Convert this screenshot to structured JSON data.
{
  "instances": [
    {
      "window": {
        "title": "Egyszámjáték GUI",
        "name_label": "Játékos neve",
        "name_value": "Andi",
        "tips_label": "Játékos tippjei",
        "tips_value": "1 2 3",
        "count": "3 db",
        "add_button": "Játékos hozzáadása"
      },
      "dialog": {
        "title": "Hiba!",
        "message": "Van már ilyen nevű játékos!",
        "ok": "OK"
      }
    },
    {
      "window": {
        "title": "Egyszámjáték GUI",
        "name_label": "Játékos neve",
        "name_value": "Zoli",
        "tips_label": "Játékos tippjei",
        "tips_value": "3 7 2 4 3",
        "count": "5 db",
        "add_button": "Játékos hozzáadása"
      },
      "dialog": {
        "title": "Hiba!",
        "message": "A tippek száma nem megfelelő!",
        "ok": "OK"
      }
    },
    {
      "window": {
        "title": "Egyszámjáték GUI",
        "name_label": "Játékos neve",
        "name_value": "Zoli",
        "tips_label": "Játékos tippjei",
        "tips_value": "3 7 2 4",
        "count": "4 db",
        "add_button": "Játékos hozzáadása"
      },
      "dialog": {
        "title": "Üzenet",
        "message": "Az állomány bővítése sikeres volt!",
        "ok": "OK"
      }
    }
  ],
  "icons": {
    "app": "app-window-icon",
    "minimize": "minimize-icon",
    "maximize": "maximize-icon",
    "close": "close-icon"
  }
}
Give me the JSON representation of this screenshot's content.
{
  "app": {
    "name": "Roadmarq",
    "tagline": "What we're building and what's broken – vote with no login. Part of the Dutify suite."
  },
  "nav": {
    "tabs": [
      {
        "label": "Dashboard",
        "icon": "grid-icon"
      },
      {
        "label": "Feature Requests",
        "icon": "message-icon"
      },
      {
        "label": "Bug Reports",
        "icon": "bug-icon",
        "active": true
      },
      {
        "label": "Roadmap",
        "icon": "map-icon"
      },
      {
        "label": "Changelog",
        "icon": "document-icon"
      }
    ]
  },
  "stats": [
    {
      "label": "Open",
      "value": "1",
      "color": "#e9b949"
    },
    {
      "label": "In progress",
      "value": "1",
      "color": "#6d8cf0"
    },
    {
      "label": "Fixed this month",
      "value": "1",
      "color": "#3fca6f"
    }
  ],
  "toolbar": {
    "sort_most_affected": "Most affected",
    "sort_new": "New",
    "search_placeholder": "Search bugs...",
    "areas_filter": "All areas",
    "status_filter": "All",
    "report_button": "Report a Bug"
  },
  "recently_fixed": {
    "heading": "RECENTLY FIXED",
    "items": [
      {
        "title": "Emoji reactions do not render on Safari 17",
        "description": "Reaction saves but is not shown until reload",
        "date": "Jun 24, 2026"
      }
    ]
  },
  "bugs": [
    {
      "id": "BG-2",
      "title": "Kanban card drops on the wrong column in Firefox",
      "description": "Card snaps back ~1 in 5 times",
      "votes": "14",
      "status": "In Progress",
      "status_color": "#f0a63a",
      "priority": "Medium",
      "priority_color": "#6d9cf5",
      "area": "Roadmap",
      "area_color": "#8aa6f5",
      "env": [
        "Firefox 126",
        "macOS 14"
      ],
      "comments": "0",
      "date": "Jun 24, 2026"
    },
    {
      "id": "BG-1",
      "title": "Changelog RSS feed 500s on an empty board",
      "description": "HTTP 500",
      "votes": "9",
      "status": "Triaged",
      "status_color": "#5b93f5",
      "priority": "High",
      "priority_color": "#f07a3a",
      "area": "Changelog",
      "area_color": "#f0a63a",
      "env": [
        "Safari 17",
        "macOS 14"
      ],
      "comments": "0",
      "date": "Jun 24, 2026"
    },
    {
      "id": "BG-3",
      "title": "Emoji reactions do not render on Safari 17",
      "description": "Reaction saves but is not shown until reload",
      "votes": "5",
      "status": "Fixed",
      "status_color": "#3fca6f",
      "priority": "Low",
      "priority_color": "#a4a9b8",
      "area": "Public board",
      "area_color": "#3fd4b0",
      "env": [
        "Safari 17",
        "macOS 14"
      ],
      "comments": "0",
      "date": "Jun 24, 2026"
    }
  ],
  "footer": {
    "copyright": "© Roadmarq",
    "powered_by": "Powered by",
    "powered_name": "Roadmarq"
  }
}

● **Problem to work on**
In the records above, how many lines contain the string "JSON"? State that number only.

● **Reply to the exercise**
2